The oil and gas market has seen many fluctuations over the past three years, from $24 a barrel to now bouncing between $45 and $55 a barrel, OPEC issuing various reports of its intention to stabilize the market, several large shale plays exchanging hands in the hot Delaware Basin, and major oil companies and SMBs wading through a crippling downturn to a brighter future.
Because of the downturn many companies had to produce revenue with less resources and innovate to increase production. The bright spot in all of this has been technology. The past year has brought the oil and gas market several innovative products, procedures and services that have enhanced the recovery of oil, and new technology that has allowed companies to increase employee productivity.
Several technology buzzwords that have floated around significantly just in the past six months are Internet of Things (IoT), Blockchain, Wearable Technology and Artificial Intelligence (AI). However, there are several key questions forming around this relatively new technology. How will it be used in the industry? Who will use it? What are the costs and benefits? OILMAN’s editorial team will explore the technology and attempt to answer these questions and more in several issues next year.
In this issue we dive into the hot debate of protecting the environment and balancing the interest of the oil and gas market to operate successfully against federal and local regulations.

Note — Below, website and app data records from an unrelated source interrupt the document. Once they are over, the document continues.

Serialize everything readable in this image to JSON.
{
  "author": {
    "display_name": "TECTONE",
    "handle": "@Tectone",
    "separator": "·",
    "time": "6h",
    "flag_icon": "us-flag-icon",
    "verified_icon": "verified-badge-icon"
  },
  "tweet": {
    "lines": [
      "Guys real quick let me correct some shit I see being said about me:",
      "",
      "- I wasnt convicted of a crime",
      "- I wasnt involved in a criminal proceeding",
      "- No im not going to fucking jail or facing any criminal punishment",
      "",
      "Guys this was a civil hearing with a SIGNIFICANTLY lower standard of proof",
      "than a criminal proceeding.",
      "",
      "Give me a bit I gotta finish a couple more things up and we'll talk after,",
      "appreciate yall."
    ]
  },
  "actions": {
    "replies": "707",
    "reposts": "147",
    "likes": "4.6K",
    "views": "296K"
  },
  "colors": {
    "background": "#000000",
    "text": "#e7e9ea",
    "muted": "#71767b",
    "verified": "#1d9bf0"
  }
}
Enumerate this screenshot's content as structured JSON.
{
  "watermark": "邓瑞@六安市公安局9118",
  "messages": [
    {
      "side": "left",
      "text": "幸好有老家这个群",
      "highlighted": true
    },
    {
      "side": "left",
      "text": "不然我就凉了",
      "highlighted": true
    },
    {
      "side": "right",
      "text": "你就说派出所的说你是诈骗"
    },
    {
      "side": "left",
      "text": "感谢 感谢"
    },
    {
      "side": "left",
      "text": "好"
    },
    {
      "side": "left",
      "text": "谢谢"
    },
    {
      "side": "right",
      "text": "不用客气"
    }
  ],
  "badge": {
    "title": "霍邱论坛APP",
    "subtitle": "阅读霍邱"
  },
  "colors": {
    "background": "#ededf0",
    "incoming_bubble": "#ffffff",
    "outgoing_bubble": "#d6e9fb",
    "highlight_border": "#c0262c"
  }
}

The team at OILMAN would like to thank you, our readers, advertisers and contributors, for your continued support and we look forward to bringing you insightful oil and gas features in 2018.
The publisher of Oilman Magazine, Emmanuel Sullivan is a technical writer who has built up his profile in the oil and gas industry. He lives and works in Houston, where he publishes Oilman on a bimonthly basis, distributing his magazine to energy thought leaders and professionals throughout Texas, Oklahoma, and Louisiana. At a time when technology is rapidly changing, he provides an invaluable service to oil and gas engineers and managers, offering them both broad and specific looks at the topics that affect their livelihoods. Sullivan earned his BA in Communications at Thomas Edison State University and his MA in Professional Writing at Chatham University.
Oil and gas operations are commonly found in remote locations far from company headquarters. Now, it's possible to monitor pump operations, collate and analyze seismic data, and track employees around the world from almost anywhere. Whether employees are in the office or in the field, the internet and related applications enable a greater multidirectional flow of information – and control – than ever before.